=== ASSIGNMENT ===
Lines that contain "zoom" are to be copied from the material, every one of them.
===
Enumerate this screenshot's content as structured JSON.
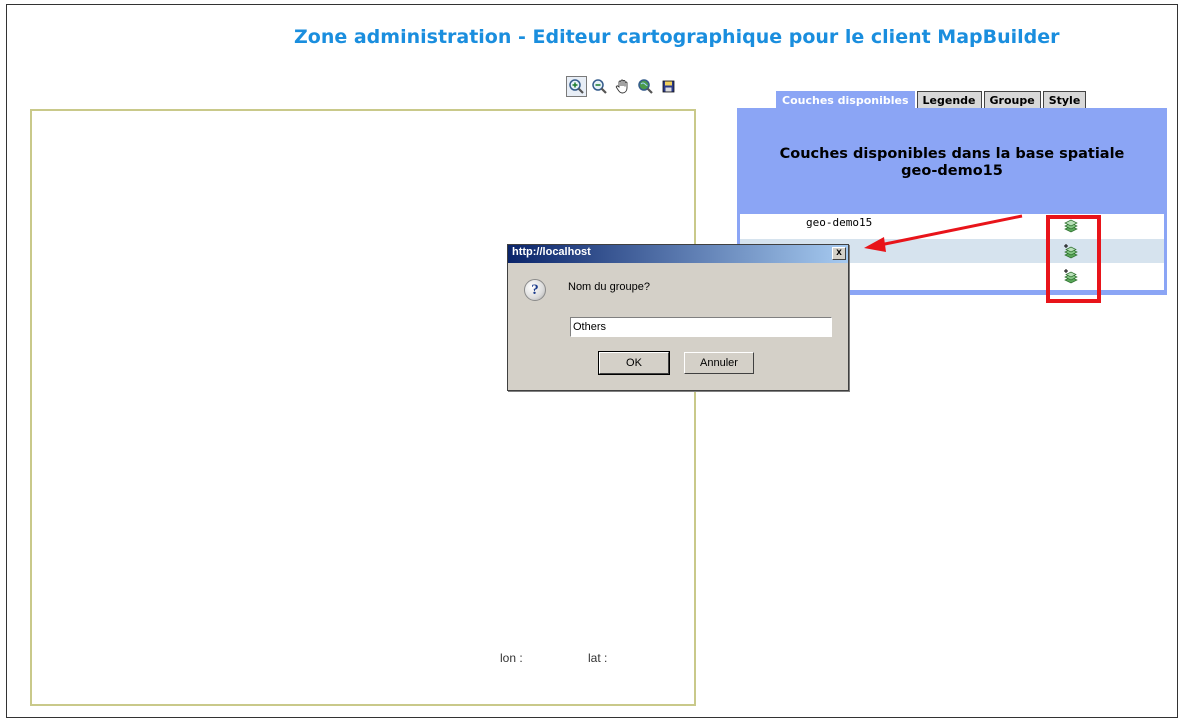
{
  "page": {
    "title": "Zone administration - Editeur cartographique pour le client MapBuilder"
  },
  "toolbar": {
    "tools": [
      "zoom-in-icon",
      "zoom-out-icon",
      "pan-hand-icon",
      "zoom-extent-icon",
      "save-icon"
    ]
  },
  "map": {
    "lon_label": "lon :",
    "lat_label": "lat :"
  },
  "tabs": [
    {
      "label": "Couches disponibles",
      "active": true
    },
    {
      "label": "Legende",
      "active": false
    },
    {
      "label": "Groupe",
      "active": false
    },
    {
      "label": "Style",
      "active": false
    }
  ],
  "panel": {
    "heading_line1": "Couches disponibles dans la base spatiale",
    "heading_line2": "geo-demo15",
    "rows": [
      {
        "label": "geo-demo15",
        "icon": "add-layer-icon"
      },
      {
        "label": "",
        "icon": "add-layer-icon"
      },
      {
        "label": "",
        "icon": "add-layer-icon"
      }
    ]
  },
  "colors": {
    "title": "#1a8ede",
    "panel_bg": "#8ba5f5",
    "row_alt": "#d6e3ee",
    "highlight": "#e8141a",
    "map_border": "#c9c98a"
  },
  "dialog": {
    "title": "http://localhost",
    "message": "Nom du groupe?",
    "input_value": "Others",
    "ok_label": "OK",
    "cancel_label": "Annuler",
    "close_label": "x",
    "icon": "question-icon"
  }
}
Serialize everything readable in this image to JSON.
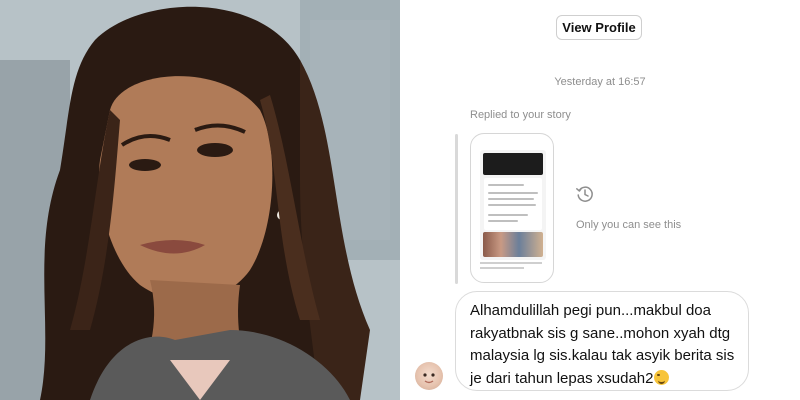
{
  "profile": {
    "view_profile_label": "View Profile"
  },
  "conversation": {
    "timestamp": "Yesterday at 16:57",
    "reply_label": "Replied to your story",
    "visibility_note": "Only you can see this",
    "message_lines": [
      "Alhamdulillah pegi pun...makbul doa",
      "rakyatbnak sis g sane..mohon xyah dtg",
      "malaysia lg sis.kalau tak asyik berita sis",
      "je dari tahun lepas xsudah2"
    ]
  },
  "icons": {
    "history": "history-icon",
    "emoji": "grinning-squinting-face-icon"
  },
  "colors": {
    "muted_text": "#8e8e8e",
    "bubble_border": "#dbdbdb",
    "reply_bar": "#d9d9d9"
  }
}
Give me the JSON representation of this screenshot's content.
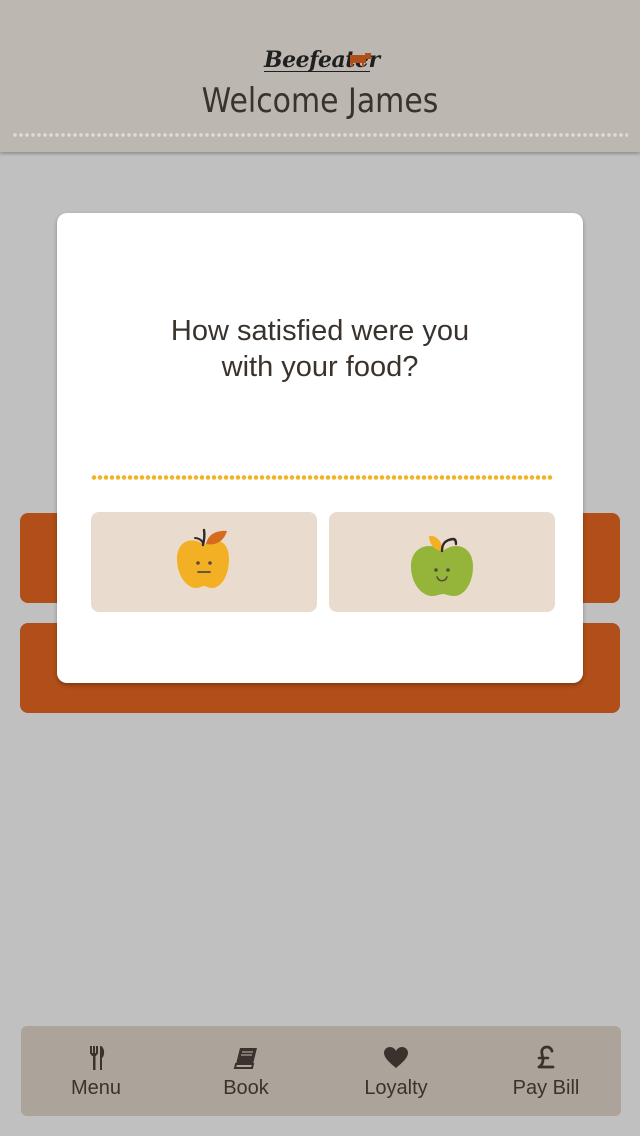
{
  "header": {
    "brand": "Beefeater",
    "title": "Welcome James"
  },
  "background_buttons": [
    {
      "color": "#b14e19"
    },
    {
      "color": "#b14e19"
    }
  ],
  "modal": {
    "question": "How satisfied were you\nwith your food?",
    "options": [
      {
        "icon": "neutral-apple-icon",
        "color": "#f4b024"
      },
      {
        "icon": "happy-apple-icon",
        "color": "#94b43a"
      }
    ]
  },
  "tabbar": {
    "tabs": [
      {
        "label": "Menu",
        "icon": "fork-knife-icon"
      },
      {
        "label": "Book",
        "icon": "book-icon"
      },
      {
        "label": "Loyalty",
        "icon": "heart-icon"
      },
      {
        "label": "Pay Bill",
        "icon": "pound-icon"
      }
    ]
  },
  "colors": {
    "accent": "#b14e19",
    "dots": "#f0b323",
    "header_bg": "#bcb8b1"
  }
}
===
=== ANSWER ===
      "zoom-in-icon",
      "zoom-out-icon",
      "zoom-extent-icon",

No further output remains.